But that same April, Kronos was announcing other deals including a hotel development in Atlanta’s Buckhead section that never moved forward. Kronos also announced it was eight new hotels valued at about $45 million, two from Cooper Hotels of Memphis in St. Louis and Atlanta, according to the news release. But Pace Cooper, president of that company, says both of those deals fell through.
Later that year, inspectors for the Pennsylvania state Agriculture Department issued a health code citation to a hotel owned by Kronos that was using a room air conditioner to keep food cool, a department spokeswoman said. She said the department didn’t proceed with the action because the hotel was sold.
Meantime, at JFK, Messrs. Morais and Mir ran into problems with Holiday Hospitality Franchising Inc., an affiliate of Intercontinental Hotels Group, which handles franchising of the Crowne Plaza and other brands. Towards the end of 2008 it terminated the Crowne Plaza license agreement with the JFK hotel because it defaulted on its financial obligations, according to a lawsuit filed against the hotel by Holiday Hospitality in federal court.

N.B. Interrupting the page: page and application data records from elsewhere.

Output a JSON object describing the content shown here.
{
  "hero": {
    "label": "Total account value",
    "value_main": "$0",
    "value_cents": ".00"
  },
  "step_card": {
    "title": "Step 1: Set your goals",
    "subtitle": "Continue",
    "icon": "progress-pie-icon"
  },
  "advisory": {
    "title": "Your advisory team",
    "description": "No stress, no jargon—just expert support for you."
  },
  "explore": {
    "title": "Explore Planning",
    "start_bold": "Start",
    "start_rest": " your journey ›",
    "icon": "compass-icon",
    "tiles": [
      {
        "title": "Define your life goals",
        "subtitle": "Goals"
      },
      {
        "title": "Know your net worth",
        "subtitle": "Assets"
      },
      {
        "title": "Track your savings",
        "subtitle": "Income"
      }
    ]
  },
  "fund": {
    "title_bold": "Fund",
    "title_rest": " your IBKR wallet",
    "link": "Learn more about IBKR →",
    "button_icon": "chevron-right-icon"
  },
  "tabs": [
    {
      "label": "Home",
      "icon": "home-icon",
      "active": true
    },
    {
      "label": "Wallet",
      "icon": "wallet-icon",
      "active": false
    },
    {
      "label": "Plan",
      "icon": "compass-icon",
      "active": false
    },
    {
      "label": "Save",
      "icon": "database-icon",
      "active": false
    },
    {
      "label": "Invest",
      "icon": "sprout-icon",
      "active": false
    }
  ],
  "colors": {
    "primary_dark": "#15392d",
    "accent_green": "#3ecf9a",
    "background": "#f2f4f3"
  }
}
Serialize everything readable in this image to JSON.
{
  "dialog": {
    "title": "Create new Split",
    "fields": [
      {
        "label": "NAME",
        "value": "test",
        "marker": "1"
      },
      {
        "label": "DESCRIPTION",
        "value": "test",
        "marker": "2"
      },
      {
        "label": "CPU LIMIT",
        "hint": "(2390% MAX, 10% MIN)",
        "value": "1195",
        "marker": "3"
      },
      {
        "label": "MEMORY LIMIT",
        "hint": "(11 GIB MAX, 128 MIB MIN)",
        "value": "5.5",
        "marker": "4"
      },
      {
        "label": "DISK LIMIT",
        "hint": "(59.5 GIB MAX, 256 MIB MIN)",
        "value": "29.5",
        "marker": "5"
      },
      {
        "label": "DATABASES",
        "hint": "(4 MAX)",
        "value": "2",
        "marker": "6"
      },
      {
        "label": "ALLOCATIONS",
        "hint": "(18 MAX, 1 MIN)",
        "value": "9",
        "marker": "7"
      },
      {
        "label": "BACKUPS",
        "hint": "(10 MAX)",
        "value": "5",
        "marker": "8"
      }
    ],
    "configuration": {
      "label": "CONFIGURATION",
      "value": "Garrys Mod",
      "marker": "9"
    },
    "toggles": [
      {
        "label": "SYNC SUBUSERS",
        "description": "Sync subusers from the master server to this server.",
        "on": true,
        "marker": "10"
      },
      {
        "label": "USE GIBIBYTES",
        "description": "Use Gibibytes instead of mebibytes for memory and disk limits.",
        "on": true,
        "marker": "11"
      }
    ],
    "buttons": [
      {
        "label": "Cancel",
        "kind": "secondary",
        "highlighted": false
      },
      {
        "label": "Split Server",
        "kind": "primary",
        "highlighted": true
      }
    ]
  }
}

In that lawsuit, Holiday Hospitality alleged that the hotel continued to use the Crowne Plaza name even after the franchise agreement was terminated. The hotel eventually agreed to change its name to the JFK Plaza. A suit is pending against Messrs. Morais and Mir personally by Holiday Hospitality demanding more than $3 million in damages related to its alleged unauthorized use of the Crowne Plaza name. Messrs. Morais and Mir are contesting the suit.
Fortress launched foreclosure action against the JFK hotel in November 2008 and later sold the $9.75 million in debt on the JFK hotel to investment firm Neshgold for about $5 million, according to Mr. Drobenko. Last October, the hotel filed for Chapter 11 bankruptcy protection.
Late last year, Neshgold succeeded in convincing bankruptcy court Judge Carla Craig to appoint a trustee to run the JFK hotel, alleging a range of financial abuses including using hotel revenue to pay personal expenses. Messrs. Morais and Mir denied the allegations in court papers. In her decision approving a trustee, Ms. Craig said: “There has been, I think, gross mismanagement of the affairs…by current management.”
In his email, Mr. Morais pointed out that all the revenue from the JFK hotel was put in a lockbox controlled by Fortress, which had money available to pay the Crowne Plaza franchise fees from that. But the trustee in the case said it was the hotel’s responsibility to pay the franchise fees and that Fortress passed on sufficient money from the lockbox for it to do so.
Mr. Morais criticized the trustee, saying: “He denied our day in court.”
Source: Wall Street Journal.